- **Task goal**:
Return all lines from the listing below in which the string "inbox" occurs.

:::::

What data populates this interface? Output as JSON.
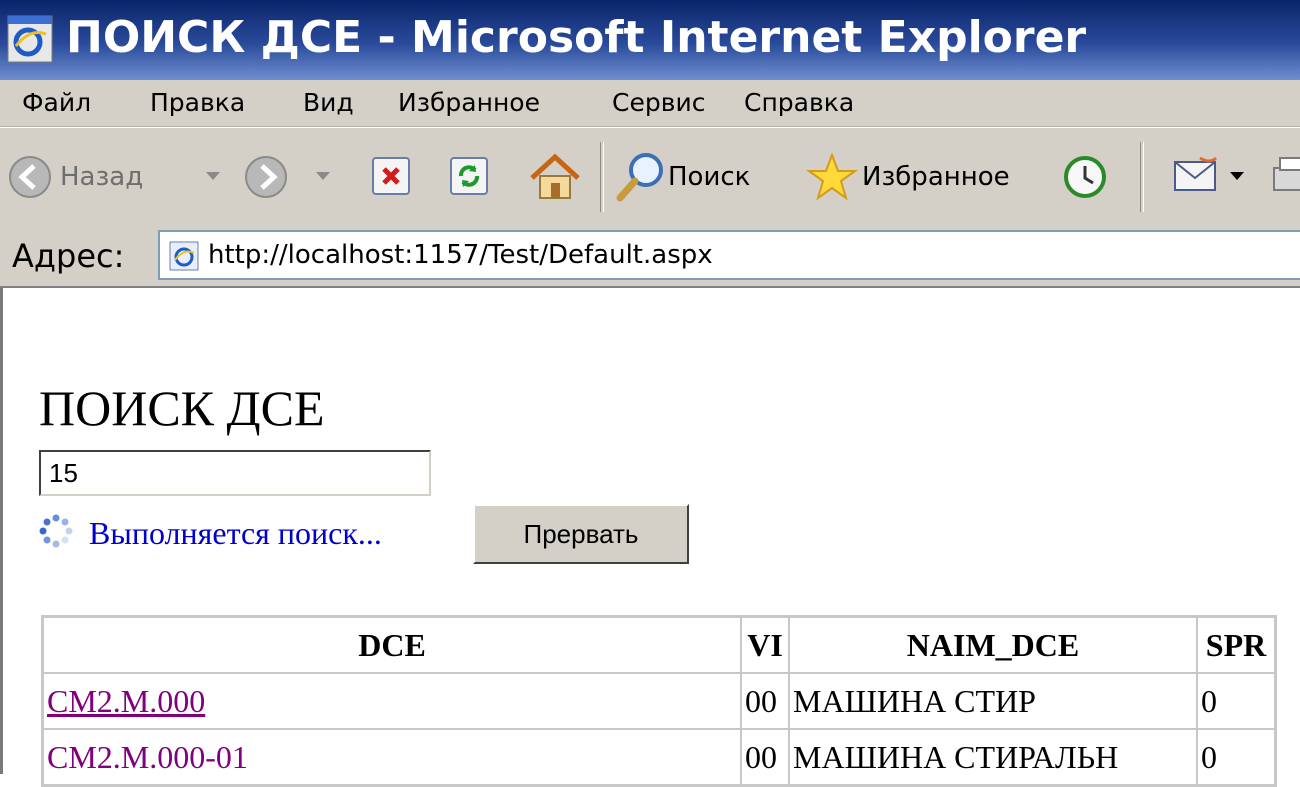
{
  "window": {
    "title": "ПОИСК ДСЕ - Microsoft Internet Explorer"
  },
  "menu": {
    "items": [
      "Файл",
      "Правка",
      "Вид",
      "Избранное",
      "Сервис",
      "Справка"
    ]
  },
  "toolbar": {
    "back_label": "Назад",
    "search_label": "Поиск",
    "favorites_label": "Избранное"
  },
  "address": {
    "label": "Адрес:",
    "url": "http://localhost:1157/Test/Default.aspx"
  },
  "page": {
    "heading": "ПОИСК ДСЕ",
    "search_value": "15",
    "status_text": "Выполняется поиск...",
    "abort_label": "Прервать"
  },
  "table": {
    "headers": [
      "DCE",
      "VI",
      "NAIM_DCE",
      "SPR"
    ],
    "rows": [
      [
        "CM2.M.000",
        "00",
        "МАШИНА СТИР",
        "0"
      ],
      [
        "CM2.M.000-01",
        "00",
        "МАШИНА СТИРАЛЬН",
        "0"
      ]
    ]
  }
}
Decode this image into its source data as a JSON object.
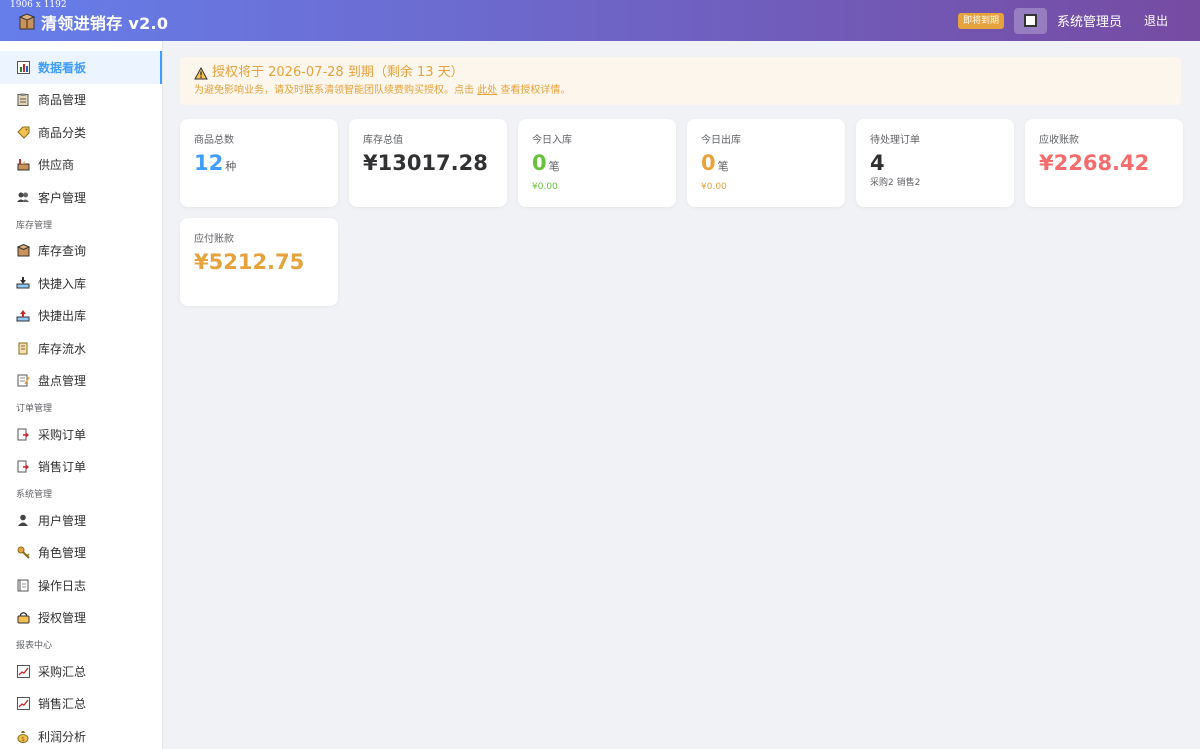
{
  "window": {
    "dims": "1906 x 1192"
  },
  "header": {
    "title": "清领进销存 v2.0",
    "expire_badge": "即将到期",
    "user_name": "系统管理员",
    "logout": "退出"
  },
  "colors": {
    "primary": "#409eff",
    "warning": "#e6a23c",
    "success": "#67c23a",
    "danger": "#f56c6c",
    "header_start": "#667eea",
    "header_end": "#764ba2"
  },
  "sidebar": {
    "items": [
      {
        "label": "数据看板",
        "icon": "chart-icon",
        "active": true
      },
      {
        "label": "商品管理",
        "icon": "clipboard-icon"
      },
      {
        "label": "商品分类",
        "icon": "tag-icon"
      },
      {
        "label": "供应商",
        "icon": "factory-icon"
      },
      {
        "label": "客户管理",
        "icon": "people-icon"
      }
    ],
    "group_inventory": "库存管理",
    "inventory_items": [
      {
        "label": "库存查询",
        "icon": "box-icon"
      },
      {
        "label": "快捷入库",
        "icon": "inbox-in-icon"
      },
      {
        "label": "快捷出库",
        "icon": "inbox-out-icon"
      },
      {
        "label": "库存流水",
        "icon": "scroll-icon"
      },
      {
        "label": "盘点管理",
        "icon": "memo-icon"
      }
    ],
    "group_orders": "订单管理",
    "order_items": [
      {
        "label": "采购订单",
        "icon": "doc-arrow-icon"
      },
      {
        "label": "销售订单",
        "icon": "doc-arrow-icon"
      }
    ],
    "group_system": "系统管理",
    "system_items": [
      {
        "label": "用户管理",
        "icon": "user-icon"
      },
      {
        "label": "角色管理",
        "icon": "key-icon"
      },
      {
        "label": "操作日志",
        "icon": "ledger-icon"
      },
      {
        "label": "授权管理",
        "icon": "lock-icon"
      }
    ],
    "group_reports": "报表中心",
    "report_items": [
      {
        "label": "采购汇总",
        "icon": "trend-icon"
      },
      {
        "label": "销售汇总",
        "icon": "trend-icon"
      },
      {
        "label": "利润分析",
        "icon": "money-bag-icon"
      }
    ]
  },
  "alert": {
    "title": "授权将于 2026-07-28 到期（剩余 13 天）",
    "desc_before": "为避免影响业务，请及时联系清领智能团队续费购买授权。点击 ",
    "link": "此处",
    "desc_after": " 查看授权详情。"
  },
  "cards": [
    {
      "label": "商品总数",
      "value": "12",
      "unit": "种",
      "sub": "",
      "color": "#409eff"
    },
    {
      "label": "库存总值",
      "value": "¥13017.28",
      "unit": "",
      "sub": "",
      "color": "#303133"
    },
    {
      "label": "今日入库",
      "value": "0",
      "unit": "笔",
      "sub": "¥0.00",
      "color": "#67c23a"
    },
    {
      "label": "今日出库",
      "value": "0",
      "unit": "笔",
      "sub": "¥0.00",
      "color": "#e6a23c"
    },
    {
      "label": "待处理订单",
      "value": "4",
      "unit": "",
      "sub": "采购2 销售2",
      "color": "#303133"
    },
    {
      "label": "应收账款",
      "value": "¥2268.42",
      "unit": "",
      "sub": "",
      "color": "#f56c6c"
    },
    {
      "label": "应付账款",
      "value": "¥5212.75",
      "unit": "",
      "sub": "",
      "color": "#e6a23c"
    }
  ]
}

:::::

- **Answer to the problem**:
        "icon": "inbox-in-icon"
        "icon": "inbox-out-icon"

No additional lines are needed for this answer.